My Nuggets and Avs had both locked up playoff spots with young, exciting teams. The Aggies looked like a lock to go back to the NCAA Tournament.
My team in the fantasy baseball league started years ago by former Sun-News Sports Editor Teddy Feinberg was eager for revenge after losing to former Sun-News copy editor Wes Schwengels in the finals last year.
I’ve tried not to pay much attention to the stock market’s wild swings and calamitous plunge, given the fact that I can neither change it nor predict where things will be at the end. I do expect that a great deal of wealth will be lost.
But all that matters now is staying healthy.
I know there are brilliant people working tirelessly to address this pandemic, and I have tremendous faith in their knowledge and skills. But I don’t trust the person who is leading the nation.
The president has told us that everyone who wants a test can get one. That wasn’t true. He told us sick people were still going to work and doing fine. That wasn’t wise. He told us at the start that only 15 people were infected, and the number would quickly go down to zero.
We’re taking our cues from the medical experts. We’re staying off airplanes and avoiding cruise ships like the plague. We’re working from home and holding our conferences by Skype.
We recognize that friendly gestures like a handshake may hold hidden dangers.
We’re washing our hands more and paying attention to the public surfaces we come in contact with. I didn’t realize how often I touch my face. If I don’t think about it, my hands just instinctively go to my eyes and mouth all the time. And so now I think about it.
We stay home more. And when we do go out, we give a wide berth to anybody who looks like they may have the sniffles.
There will be more closures and enforced restrictions in the days ahead, as the numbers of those infected continues to grow.
Some will accuse the government of over-reacting.

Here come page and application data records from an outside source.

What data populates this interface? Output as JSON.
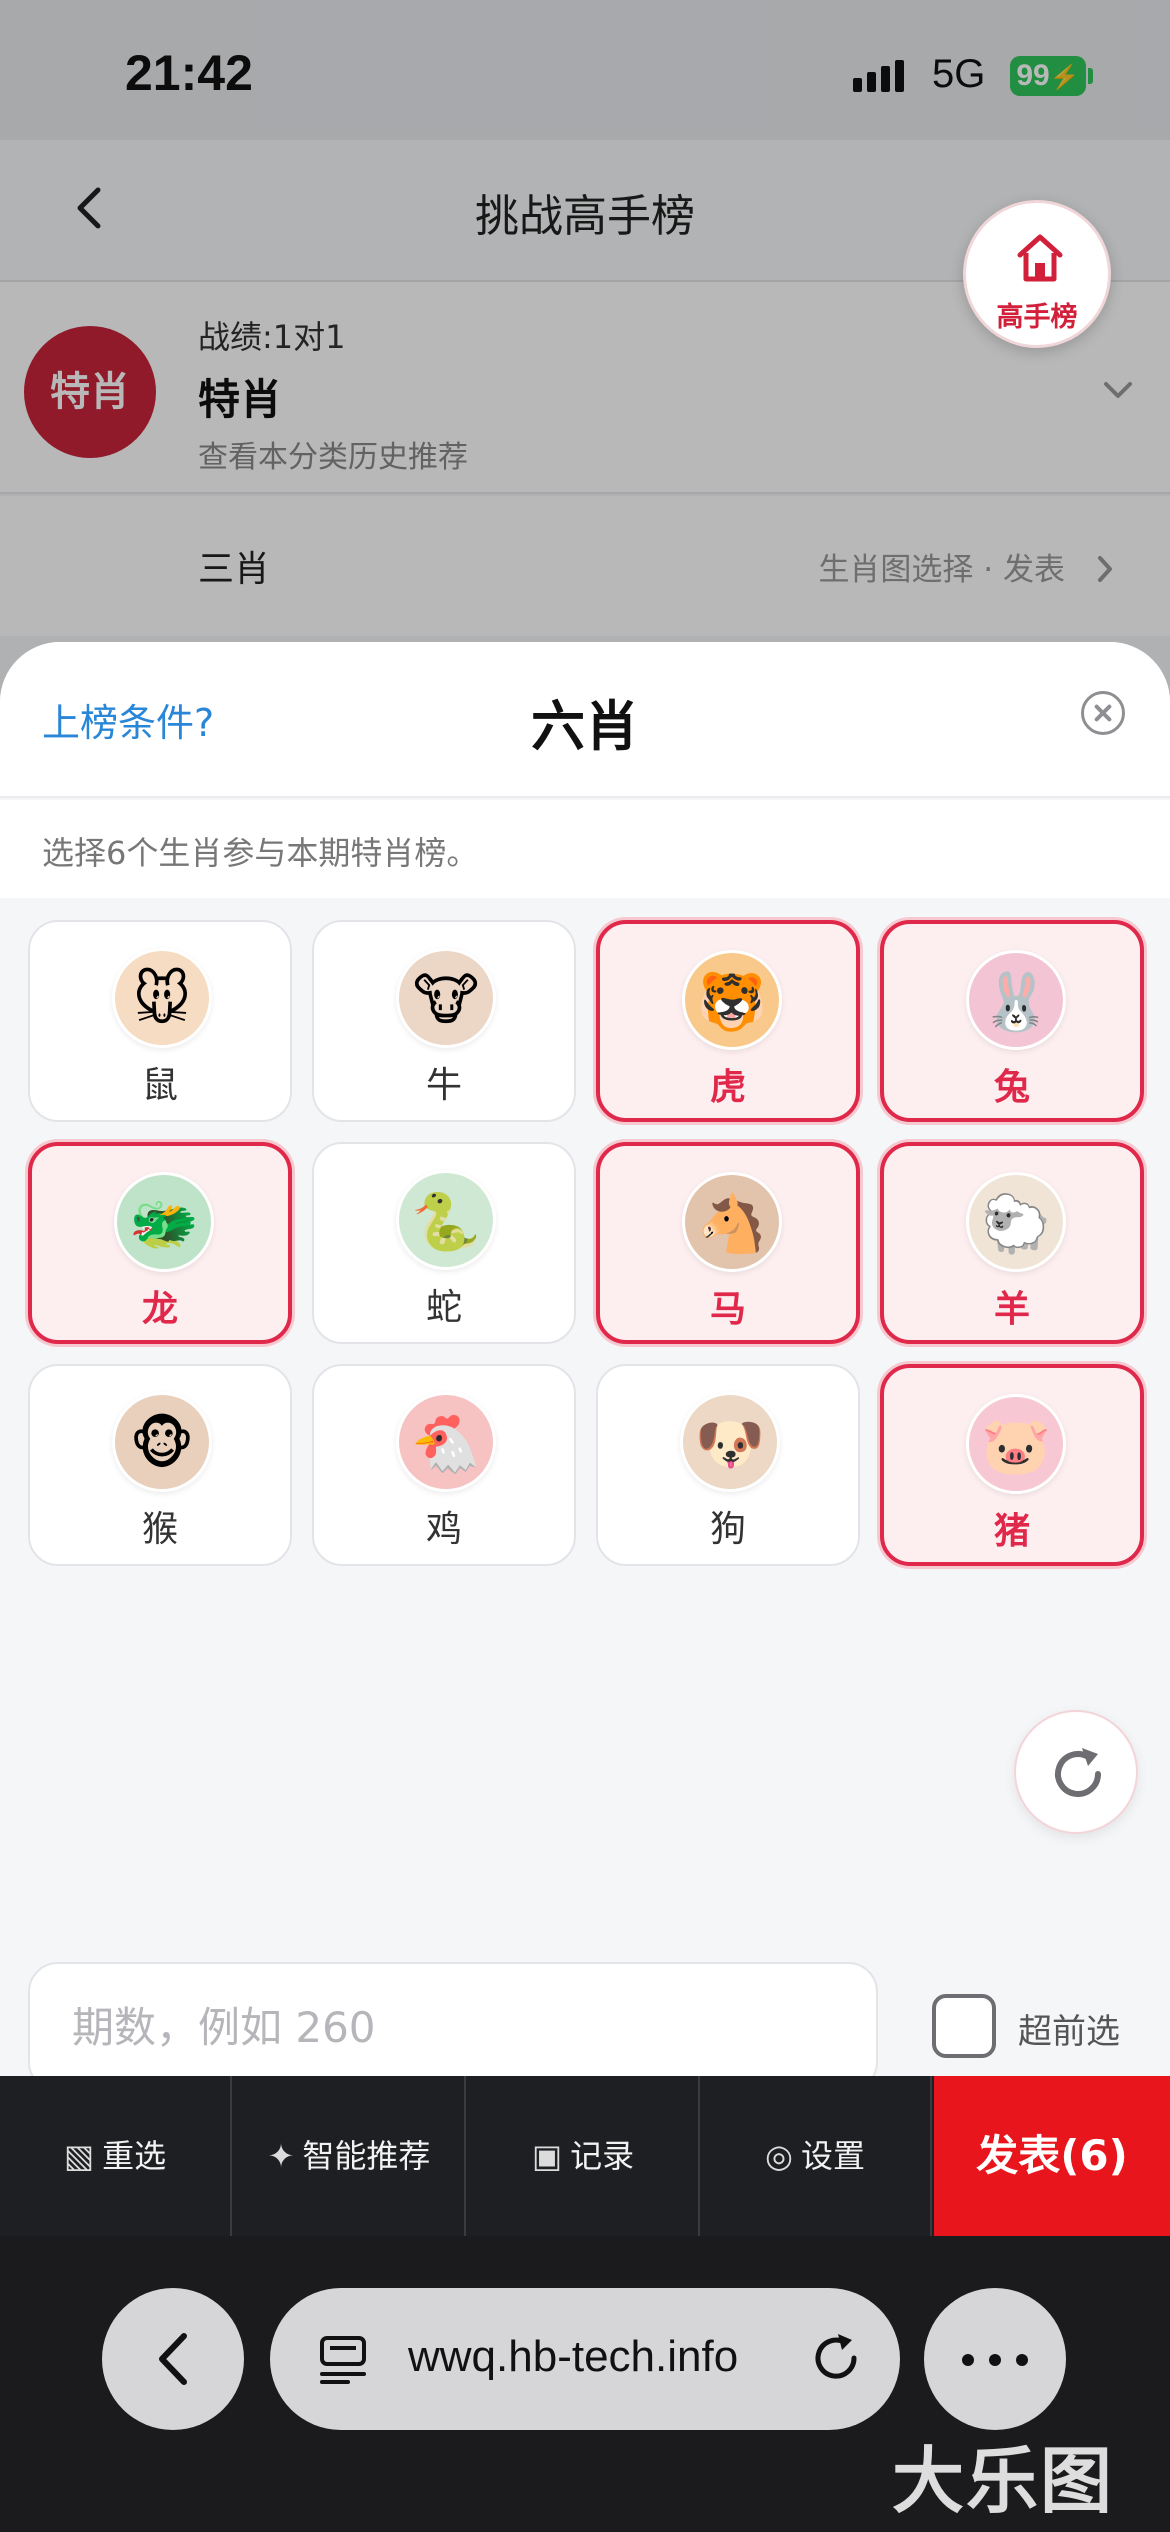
{
  "status": {
    "time": "21:42",
    "network": "5G",
    "battery": "99"
  },
  "nav": {
    "title": "挑战高手榜"
  },
  "home_badge": {
    "label": "高手榜"
  },
  "category": {
    "avatar_text": "特肖",
    "record": "战绩:1对1",
    "name": "特肖",
    "subtitle": "查看本分类历史推荐"
  },
  "category2": {
    "name": "三肖",
    "right_text": "生肖图选择 · 发表"
  },
  "sheet": {
    "conditions_link": "上榜条件?",
    "title": "六肖",
    "description": "选择6个生肖参与本期特肖榜。"
  },
  "zodiac": [
    {
      "label": "鼠",
      "emoji": "🐭",
      "selected": false,
      "bg": "#f6dcc2"
    },
    {
      "label": "牛",
      "emoji": "🐮",
      "selected": false,
      "bg": "#ecd6c6"
    },
    {
      "label": "虎",
      "emoji": "🐯",
      "selected": true,
      "bg": "#f8c98a"
    },
    {
      "label": "兔",
      "emoji": "🐰",
      "selected": true,
      "bg": "#f3c5d4"
    },
    {
      "label": "龙",
      "emoji": "🐲",
      "selected": true,
      "bg": "#bfe3c9"
    },
    {
      "label": "蛇",
      "emoji": "🐍",
      "selected": false,
      "bg": "#cfe8d3"
    },
    {
      "label": "马",
      "emoji": "🐴",
      "selected": true,
      "bg": "#e2c4ad"
    },
    {
      "label": "羊",
      "emoji": "🐑",
      "selected": true,
      "bg": "#efe4d5"
    },
    {
      "label": "猴",
      "emoji": "🐵",
      "selected": false,
      "bg": "#e8d0bc"
    },
    {
      "label": "鸡",
      "emoji": "🐔",
      "selected": false,
      "bg": "#f6c2c2"
    },
    {
      "label": "狗",
      "emoji": "🐶",
      "selected": false,
      "bg": "#ecd8c4"
    },
    {
      "label": "猪",
      "emoji": "🐷",
      "selected": true,
      "bg": "#f7c7d3"
    }
  ],
  "input": {
    "placeholder": "期数，例如 260",
    "value": ""
  },
  "advance": {
    "label": "超前选",
    "checked": false
  },
  "actions": [
    {
      "icon": "▧",
      "label": "重选"
    },
    {
      "icon": "✦",
      "label": "智能推荐"
    },
    {
      "icon": "▣",
      "label": "记录"
    },
    {
      "icon": "◎",
      "label": "设置"
    }
  ],
  "publish": {
    "label": "发表(6)"
  },
  "browser": {
    "url": "wwq.hb-tech.info",
    "watermark": "大乐图"
  },
  "colors": {
    "accent_red": "#e0284a",
    "publish_red": "#e8161c",
    "link_blue": "#2a86d6"
  }
}
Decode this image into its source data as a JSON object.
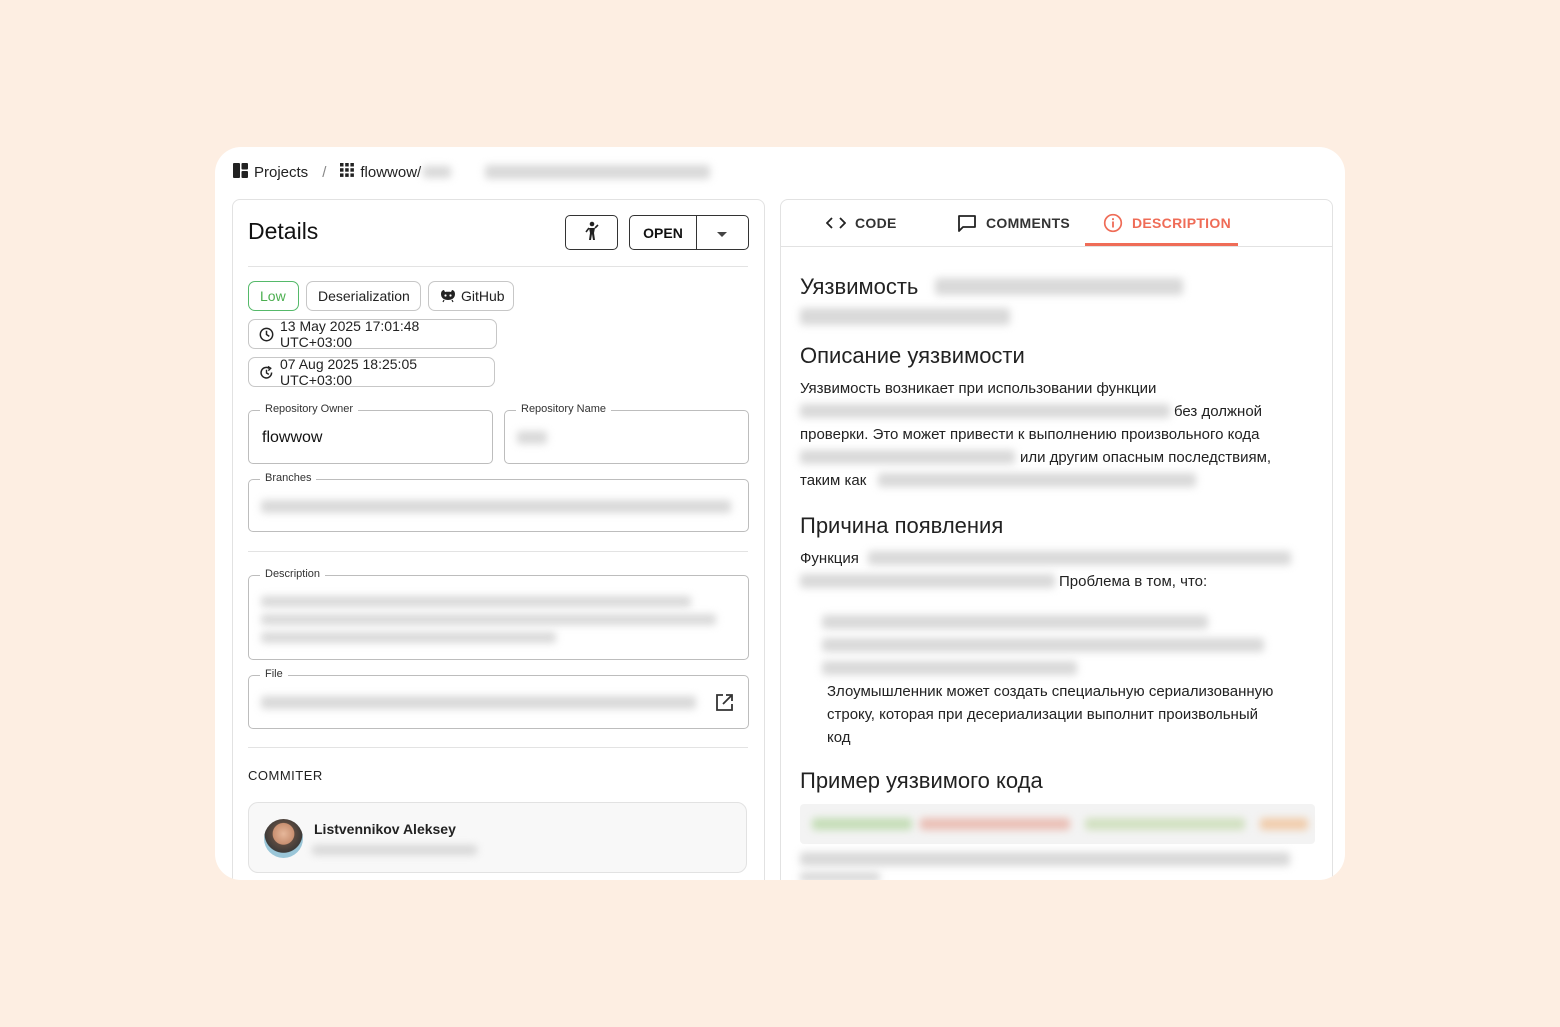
{
  "breadcrumb": {
    "projects_label": "Projects",
    "separator": "/",
    "repo_label": "flowwow/"
  },
  "details": {
    "title": "Details",
    "status_button": "OPEN",
    "tags": {
      "severity": "Low",
      "category": "Deserialization",
      "source": "GitHub"
    },
    "created_at": "13 May 2025 17:01:48 UTC+03:00",
    "updated_at": "07 Aug 2025 18:25:05 UTC+03:00",
    "repository_owner_label": "Repository Owner",
    "repository_owner_value": "flowwow",
    "repository_name_label": "Repository Name",
    "branches_label": "Branches",
    "description_label": "Description",
    "file_label": "File",
    "commiter_section": "COMMITER",
    "commiter_name": "Listvennikov Aleksey"
  },
  "tabs": {
    "code": "CODE",
    "comments": "COMMENTS",
    "description": "DESCRIPTION"
  },
  "description_panel": {
    "vuln_heading": "Уязвимость",
    "desc_heading": "Описание уязвимости",
    "desc_text_1": "Уязвимость возникает при использовании функции",
    "desc_text_2": "без должной",
    "desc_text_3": "проверки. Это может привести к выполнению произвольного кода",
    "desc_text_4": "или другим опасным последствиям,",
    "desc_text_5": "таким как",
    "cause_heading": "Причина появления",
    "cause_text_1": "Функция",
    "cause_text_2": "Проблема в том, что:",
    "cause_bullet_1": "Злоумышленник может создать специальную сериализованную",
    "cause_bullet_2": "строку, которая при десериализации выполнит произвольный",
    "cause_bullet_3": "код",
    "example_heading": "Пример уязвимого кода"
  },
  "colors": {
    "background": "#fdeee2",
    "accent": "#ef6c57",
    "low_severity": "#4caf50"
  },
  "icons": {
    "projects": "dashboard-icon",
    "repo": "grid-icon",
    "assign": "person-icon",
    "dropdown": "caret-down-icon",
    "github": "github-icon",
    "created": "clock-icon",
    "updated": "history-icon",
    "external_link": "open-in-new-icon",
    "code_tab": "code-icon",
    "comments_tab": "comment-icon",
    "description_tab": "info-icon"
  }
}
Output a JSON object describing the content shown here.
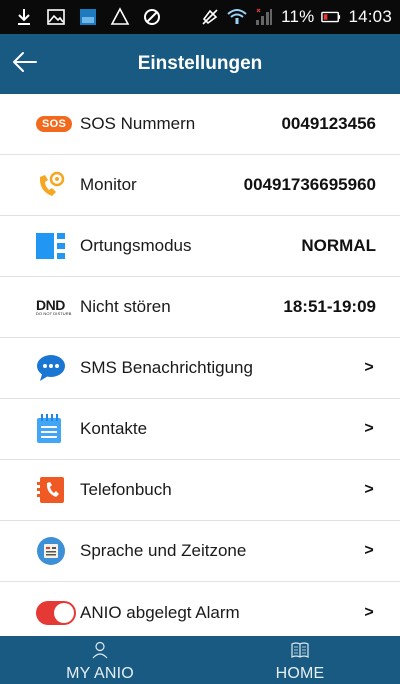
{
  "status_bar": {
    "battery_percent": "11%",
    "time": "14:03",
    "icons": [
      "download-icon",
      "image-icon",
      "app-icon",
      "warning-icon",
      "blocked-icon",
      "mute-icon",
      "wifi-icon",
      "signal-icon",
      "battery-icon"
    ]
  },
  "app_bar": {
    "title": "Einstellungen",
    "back_icon": "arrow-left-icon"
  },
  "settings": [
    {
      "icon": "sos-icon",
      "badge": "SOS",
      "label": "SOS Nummern",
      "value": "0049123456"
    },
    {
      "icon": "phone-monitor-icon",
      "label": "Monitor",
      "value": "00491736695960"
    },
    {
      "icon": "location-mode-icon",
      "label": "Ortungsmodus",
      "value": "NORMAL"
    },
    {
      "icon": "dnd-icon",
      "dnd_text": "DND",
      "dnd_sub": "DO NOT DISTURB",
      "label": "Nicht stören",
      "value": "18:51-19:09"
    },
    {
      "icon": "chat-bubble-icon",
      "label": "SMS Benachrichtigung",
      "chevron": ">"
    },
    {
      "icon": "notepad-icon",
      "label": "Kontakte",
      "chevron": ">"
    },
    {
      "icon": "phonebook-icon",
      "label": "Telefonbuch",
      "chevron": ">"
    },
    {
      "icon": "language-timezone-icon",
      "label": "Sprache und Zeitzone",
      "chevron": ">"
    },
    {
      "icon": "toggle-icon",
      "label": "ANIO abgelegt Alarm",
      "chevron": ">",
      "toggle_on": true
    }
  ],
  "bottom_nav": [
    {
      "icon": "person-icon",
      "label": "MY ANIO"
    },
    {
      "icon": "book-icon",
      "label": "HOME"
    }
  ],
  "colors": {
    "primary": "#195a82",
    "accent_orange": "#f16a1e",
    "toggle_red": "#e53935",
    "icon_blue": "#2196f3"
  }
}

I sure hope those folks are proven right in the end.
But I’m not relying on it.
Walt Rubel can be reached at firstname.lastname@example.org